According to a CNN Money report, there have been some suggestions that the U.S. Treasury sell the gold it holds if the debt ceiling isn't raised. Tim Geithener has ruled a sale out, and there are three reasons why. First of all, as explained by assistant secretary of the Treasury Mary Miller, doing so would reduce confidence in the U.S.' currency. Secondly, there would be a huge logistical difficulty in selling a lot of the Treasury's gold: who would buy it? How long would it take for the gold to be sold? The IMF found central-bank buyers of more than half of the 400 tonnes it sold starting in late 2009, but the rest of the gold took more than a year to sell on the open market. At today's prices, 400 tonnes is worth about $19.4 billion.
The difficulty of selling the gold in a timely manner ties into the third reason: even though the U.S. treasury has a huge amount of gold, the amount pales in comparison to the spending the U.S. government undertakes. Even moving a small amount of the Treasury's gold would only buy a little time - it the gold could be sold in time.

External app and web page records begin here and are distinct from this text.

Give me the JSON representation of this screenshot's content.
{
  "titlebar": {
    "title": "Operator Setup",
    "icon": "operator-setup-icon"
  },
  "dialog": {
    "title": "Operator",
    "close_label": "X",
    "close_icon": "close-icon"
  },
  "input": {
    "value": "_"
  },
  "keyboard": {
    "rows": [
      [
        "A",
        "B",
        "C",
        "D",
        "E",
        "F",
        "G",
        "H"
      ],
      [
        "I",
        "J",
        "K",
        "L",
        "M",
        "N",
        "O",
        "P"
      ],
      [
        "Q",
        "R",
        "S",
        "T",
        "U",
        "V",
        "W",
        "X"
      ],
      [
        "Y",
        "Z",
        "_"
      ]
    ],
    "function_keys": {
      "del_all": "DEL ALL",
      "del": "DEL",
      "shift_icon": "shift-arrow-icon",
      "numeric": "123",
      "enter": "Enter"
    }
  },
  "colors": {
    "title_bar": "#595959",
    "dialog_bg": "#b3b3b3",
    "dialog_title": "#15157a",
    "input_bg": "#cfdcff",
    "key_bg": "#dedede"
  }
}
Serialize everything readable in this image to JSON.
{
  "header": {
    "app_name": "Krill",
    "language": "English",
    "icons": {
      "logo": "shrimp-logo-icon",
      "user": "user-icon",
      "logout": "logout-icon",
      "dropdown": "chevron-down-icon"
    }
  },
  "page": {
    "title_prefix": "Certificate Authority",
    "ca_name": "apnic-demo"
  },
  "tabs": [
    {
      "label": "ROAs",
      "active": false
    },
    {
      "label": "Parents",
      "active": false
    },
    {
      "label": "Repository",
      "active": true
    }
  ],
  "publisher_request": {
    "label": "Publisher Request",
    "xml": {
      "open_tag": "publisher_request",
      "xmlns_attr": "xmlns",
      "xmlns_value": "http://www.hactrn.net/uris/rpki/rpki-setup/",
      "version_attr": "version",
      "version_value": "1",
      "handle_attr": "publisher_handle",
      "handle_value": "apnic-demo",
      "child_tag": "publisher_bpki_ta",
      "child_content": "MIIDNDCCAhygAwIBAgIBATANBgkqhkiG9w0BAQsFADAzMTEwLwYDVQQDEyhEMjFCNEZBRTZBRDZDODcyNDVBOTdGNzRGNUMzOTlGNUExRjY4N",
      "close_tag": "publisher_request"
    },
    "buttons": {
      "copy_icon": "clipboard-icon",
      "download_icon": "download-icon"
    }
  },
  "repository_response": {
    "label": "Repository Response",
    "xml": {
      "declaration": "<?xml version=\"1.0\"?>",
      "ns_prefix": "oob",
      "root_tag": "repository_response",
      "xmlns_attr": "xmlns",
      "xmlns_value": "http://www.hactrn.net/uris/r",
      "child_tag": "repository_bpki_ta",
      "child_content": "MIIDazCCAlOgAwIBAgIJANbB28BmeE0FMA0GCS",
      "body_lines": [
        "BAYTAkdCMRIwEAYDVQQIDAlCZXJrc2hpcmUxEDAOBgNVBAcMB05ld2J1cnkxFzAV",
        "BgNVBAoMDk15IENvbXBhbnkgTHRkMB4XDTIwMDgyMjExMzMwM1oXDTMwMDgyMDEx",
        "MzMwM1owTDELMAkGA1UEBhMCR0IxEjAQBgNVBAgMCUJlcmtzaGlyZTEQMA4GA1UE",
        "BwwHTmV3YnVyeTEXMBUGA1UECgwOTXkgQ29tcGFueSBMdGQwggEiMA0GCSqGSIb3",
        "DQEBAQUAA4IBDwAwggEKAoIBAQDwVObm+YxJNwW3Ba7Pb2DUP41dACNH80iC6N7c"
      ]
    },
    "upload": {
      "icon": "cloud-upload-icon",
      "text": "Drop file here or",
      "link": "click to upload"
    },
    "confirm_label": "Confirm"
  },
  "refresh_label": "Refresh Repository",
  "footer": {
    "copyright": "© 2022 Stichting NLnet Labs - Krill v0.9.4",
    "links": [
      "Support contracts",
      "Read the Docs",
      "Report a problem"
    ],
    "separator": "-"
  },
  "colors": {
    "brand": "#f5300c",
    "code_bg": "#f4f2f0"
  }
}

Another suggestion is selling the bonds held by the Federal Reserve to raise the needed cash. On the face of it, this suggestion is more practicable because debt-securities markets are much more liquid and the Fed's portfolio is much larger than the Treasury's gold hoard. The barrier to this approach is legal. The Fed is not a subsidary of the Treasury, so it can't just transfer the proceeds to the U.S. government. In fact, the central bank's selling of securities is offset by the monetary base shrinking: the proceeds are erased. Legally, the only way for the Fed to help out would be to loan the Treasury the money...which would violate the debt-ceiling law, since it would be legally equivalent to the Treasury floating more bonds.